Not only was this uncommon treat presented to us, but we were also invited to some common but sorely missed holiday events in Jackson – we participated in the Christmas caroling adventure of the Rockville Baptist Church. Then we were dragged kicking & screaming to a potluck dinner at Tommy & Brenda’s house where we were forced to consume all manner of delicious foods. He constructed his home with the assistance of a few friends from lumber cut from trees at the site. He also worked the land around his house to provide beautiful landscaping.
Could we stand anymore Southern Hospitality? Yes, later we were driven to a cemetery where the patriarchal leader Ike Nettles created the gravestones early in this century. This man made bust castings of family members and formed concrete gravestones for each of them from these castings. Very unique.
A tour of Gene & Emily’s homestead was most intriguing. Having been in her family for 150 years, this beautiful setting entrances visitors with its simplicity and tranquillity. The location is so remote, when they moved there in 1988, they occupied the house for several years with no electricity or indoor plumbing. A “Waterboy” was used to bring 2 gallons of spring water up to the house from a well 900’ down the ridge. A length of pipe tapped a wood box constructed around the artesian well. The bucket of the Waterboy was lowered down a tightly stretched wire to the pipe where it filled with water. Reeling in the string attached to the bucket pulled it up again.
We didn’t want to leave Jackson, and neither did Windigo. We had laid out another anchor to assure we didn’t repeat our Ashland City experience, and with the rising river levels, swift currents and backwash from passing barge tows the two anchors set so well, it took an hour to get ‘em up. Of course, during this harrowing procedure we were passed by a large tow; and just downstream from us at the ramp, a working barge decides THIS was the exact time to put ashore to offload a crane. We managed to get outta there without losing any ground tackle, smashing into another boat or wrecking Windigo.
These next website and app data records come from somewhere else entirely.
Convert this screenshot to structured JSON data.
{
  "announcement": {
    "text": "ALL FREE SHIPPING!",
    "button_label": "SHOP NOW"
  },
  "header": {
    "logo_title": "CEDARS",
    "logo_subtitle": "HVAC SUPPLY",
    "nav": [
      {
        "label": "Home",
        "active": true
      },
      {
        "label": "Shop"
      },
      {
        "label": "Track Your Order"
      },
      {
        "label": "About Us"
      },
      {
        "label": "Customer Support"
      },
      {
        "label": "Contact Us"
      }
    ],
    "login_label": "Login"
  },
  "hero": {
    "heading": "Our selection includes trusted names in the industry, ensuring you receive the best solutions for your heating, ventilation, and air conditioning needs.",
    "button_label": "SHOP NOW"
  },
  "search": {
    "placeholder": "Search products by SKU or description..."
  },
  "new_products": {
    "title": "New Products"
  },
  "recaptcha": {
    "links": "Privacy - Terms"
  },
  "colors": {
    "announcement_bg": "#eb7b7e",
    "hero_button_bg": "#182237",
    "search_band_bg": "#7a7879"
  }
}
An anchorage along a “hunt camp” was found ten miles downstream. With the storms and swift currents the river was littered with debris, some of it being entire trees! These storms must be common as the erosion and subsequent damage was evidenced by the “riverfront homes” we observed. Is it a boathouse, or a houseboat?
The next day we anchored 10 miles above Mobile, readying for our passage under a brand new suspension bridge and through the shipyards. That was a huge change from our quiet months on the rivers! Ocean-going vessels of all sizes and types litter the shore; some new ones are under construction. Several shipyards line the shores of the river with cranes, slips and drydock ships. These drydock ships are larger than the seagoing vessels they hold. The large cargo ships are steamed into the drydock with it flooded, then the doors are closed and the drydock ship is pumped out, leaving the entire bottom of the seagoing vessel exposed for maintenance.
The shipyard area is at the city of Mobile and the mouth of the Mobile River, which opens out into the 35-mile long, 10-mile wide Mobile Bay. Ten miles south of Mobile is the Dog River, which is the location of most of the marinas in the Mobile Bay area. We were referred to the Grand Mariner Marina in the Dog River, but to get into the river, we had to traverse a narrow, shallow channel. Of course, it was low tide to boot. We touched bottom twice, but one of those times we stayed ‘touched’ for almost an hour, moving only 500 feet in that time. Eventually the rising tide, waves and Windigo’s tiny diesel engine moved us into the river and up to the Grand Mariner.
So here we are, and it looks as though we will be here until March.
Kevin & Karin Hughes
Mariner Marina, Mobile, AL